App and web page records
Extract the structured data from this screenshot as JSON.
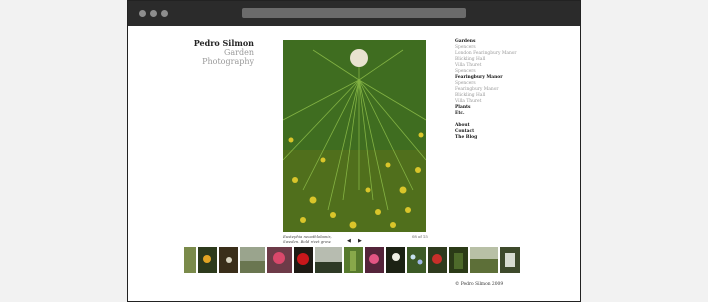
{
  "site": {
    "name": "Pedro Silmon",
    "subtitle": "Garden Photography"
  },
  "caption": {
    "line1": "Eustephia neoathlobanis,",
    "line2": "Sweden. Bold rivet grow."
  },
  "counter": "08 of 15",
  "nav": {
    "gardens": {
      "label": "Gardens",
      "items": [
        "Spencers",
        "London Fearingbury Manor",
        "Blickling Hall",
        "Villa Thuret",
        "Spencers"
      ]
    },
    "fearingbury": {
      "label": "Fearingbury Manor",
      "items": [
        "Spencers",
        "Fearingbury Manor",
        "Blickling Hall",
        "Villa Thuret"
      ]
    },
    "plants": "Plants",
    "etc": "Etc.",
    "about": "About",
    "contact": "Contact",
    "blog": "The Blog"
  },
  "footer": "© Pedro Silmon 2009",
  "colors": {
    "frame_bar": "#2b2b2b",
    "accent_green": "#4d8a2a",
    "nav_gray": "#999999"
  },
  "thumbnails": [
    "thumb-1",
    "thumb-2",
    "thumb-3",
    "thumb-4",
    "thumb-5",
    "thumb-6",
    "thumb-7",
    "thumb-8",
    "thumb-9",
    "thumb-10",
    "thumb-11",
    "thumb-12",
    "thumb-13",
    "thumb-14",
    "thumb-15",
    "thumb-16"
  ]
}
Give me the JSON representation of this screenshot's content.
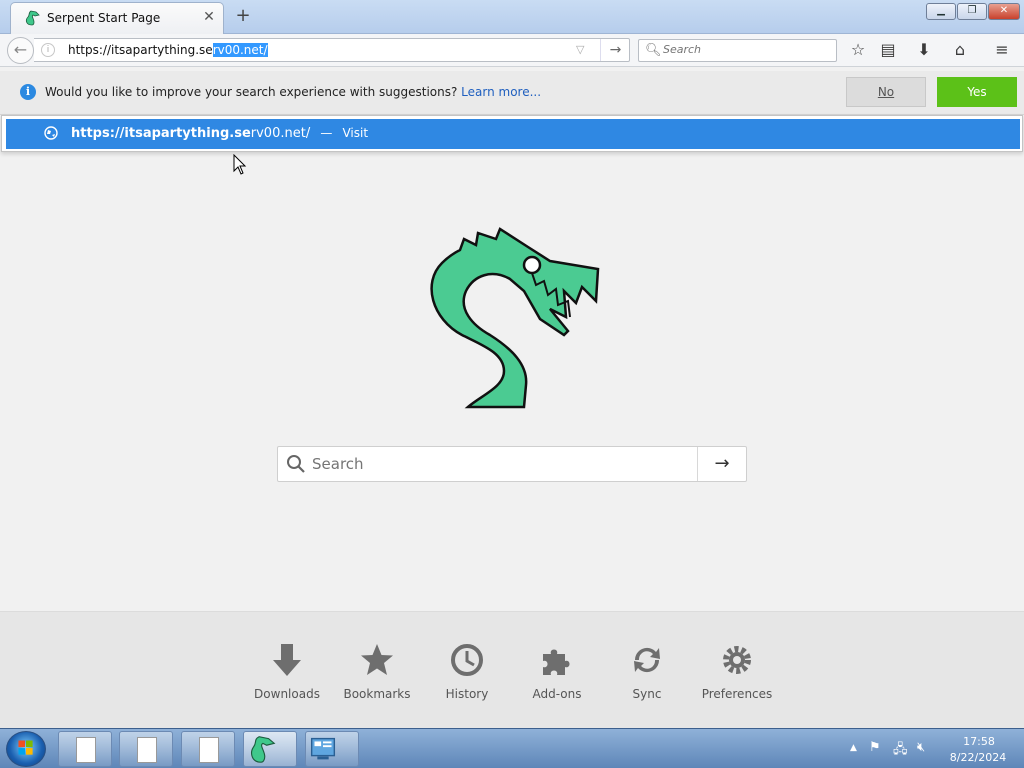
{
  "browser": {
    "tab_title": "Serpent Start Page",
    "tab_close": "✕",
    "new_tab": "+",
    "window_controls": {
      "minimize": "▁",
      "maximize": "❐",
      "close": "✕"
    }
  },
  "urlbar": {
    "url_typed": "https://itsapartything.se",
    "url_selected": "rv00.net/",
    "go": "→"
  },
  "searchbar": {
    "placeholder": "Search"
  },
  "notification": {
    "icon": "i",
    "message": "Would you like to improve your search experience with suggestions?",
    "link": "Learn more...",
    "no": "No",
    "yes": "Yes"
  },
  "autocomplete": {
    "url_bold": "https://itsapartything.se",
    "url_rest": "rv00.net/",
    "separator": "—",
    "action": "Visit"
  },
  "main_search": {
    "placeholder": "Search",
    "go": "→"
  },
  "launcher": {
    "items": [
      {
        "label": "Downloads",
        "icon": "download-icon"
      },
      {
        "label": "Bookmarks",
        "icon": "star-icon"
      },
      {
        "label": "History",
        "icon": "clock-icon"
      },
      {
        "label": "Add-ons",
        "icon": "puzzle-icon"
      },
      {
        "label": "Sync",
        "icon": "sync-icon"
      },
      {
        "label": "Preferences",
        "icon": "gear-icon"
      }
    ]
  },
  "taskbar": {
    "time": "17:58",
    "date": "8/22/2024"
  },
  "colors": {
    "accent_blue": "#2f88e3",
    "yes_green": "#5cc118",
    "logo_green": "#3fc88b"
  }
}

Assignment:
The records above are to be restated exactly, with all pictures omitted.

Response:
Extract the structured data from this screenshot as JSON.
{
  "site": {
    "name": "Pedro Silmon",
    "subtitle": "Garden Photography"
  },
  "caption": {
    "line1": "Eustephia neoathlobanis,",
    "line2": "Sweden. Bold rivet grow."
  },
  "counter": "08 of 15",
  "nav": {
    "gardens": {
      "label": "Gardens",
      "items": [
        "Spencers",
        "London Fearingbury Manor",
        "Blickling Hall",
        "Villa Thuret",
        "Spencers"
      ]
    },
    "fearingbury": {
      "label": "Fearingbury Manor",
      "items": [
        "Spencers",
        "Fearingbury Manor",
        "Blickling Hall",
        "Villa Thuret"
      ]
    },
    "plants": "Plants",
    "etc": "Etc.",
    "about": "About",
    "contact": "Contact",
    "blog": "The Blog"
  },
  "footer": "© Pedro Silmon 2009",
  "colors": {
    "frame_bar": "#2b2b2b",
    "accent_green": "#4d8a2a",
    "nav_gray": "#999999"
  },
  "thumbnails": [
    "thumb-1",
    "thumb-2",
    "thumb-3",
    "thumb-4",
    "thumb-5",
    "thumb-6",
    "thumb-7",
    "thumb-8",
    "thumb-9",
    "thumb-10",
    "thumb-11",
    "thumb-12",
    "thumb-13",
    "thumb-14",
    "thumb-15",
    "thumb-16"
  ]
}
Give me the JSON representation of this screenshot's content.
{
  "browser": {
    "tab_title": "Serpent Start Page",
    "tab_close": "✕",
    "new_tab": "+",
    "window_controls": {
      "minimize": "▁",
      "maximize": "❐",
      "close": "✕"
    }
  },
  "urlbar": {
    "url_typed": "https://itsapartything.se",
    "url_selected": "rv00.net/",
    "go": "→"
  },
  "searchbar": {
    "placeholder": "Search"
  },
  "notification": {
    "icon": "i",
    "message": "Would you like to improve your search experience with suggestions?",
    "link": "Learn more...",
    "no": "No",
    "yes": "Yes"
  },
  "autocomplete": {
    "url_bold": "https://itsapartything.se",
    "url_rest": "rv00.net/",
    "separator": "—",
    "action": "Visit"
  },
  "main_search": {
    "placeholder": "Search",
    "go": "→"
  },
  "launcher": {
    "items": [
      {
        "label": "Downloads",
        "icon": "download-icon"
      },
      {
        "label": "Bookmarks",
        "icon": "star-icon"
      },
      {
        "label": "History",
        "icon": "clock-icon"
      },
      {
        "label": "Add-ons",
        "icon": "puzzle-icon"
      },
      {
        "label": "Sync",
        "icon": "sync-icon"
      },
      {
        "label": "Preferences",
        "icon": "gear-icon"
      }
    ]
  },
  "taskbar": {
    "time": "17:58",
    "date": "8/22/2024"
  },
  "colors": {
    "accent_blue": "#2f88e3",
    "yes_green": "#5cc118",
    "logo_green": "#3fc88b"
  }
}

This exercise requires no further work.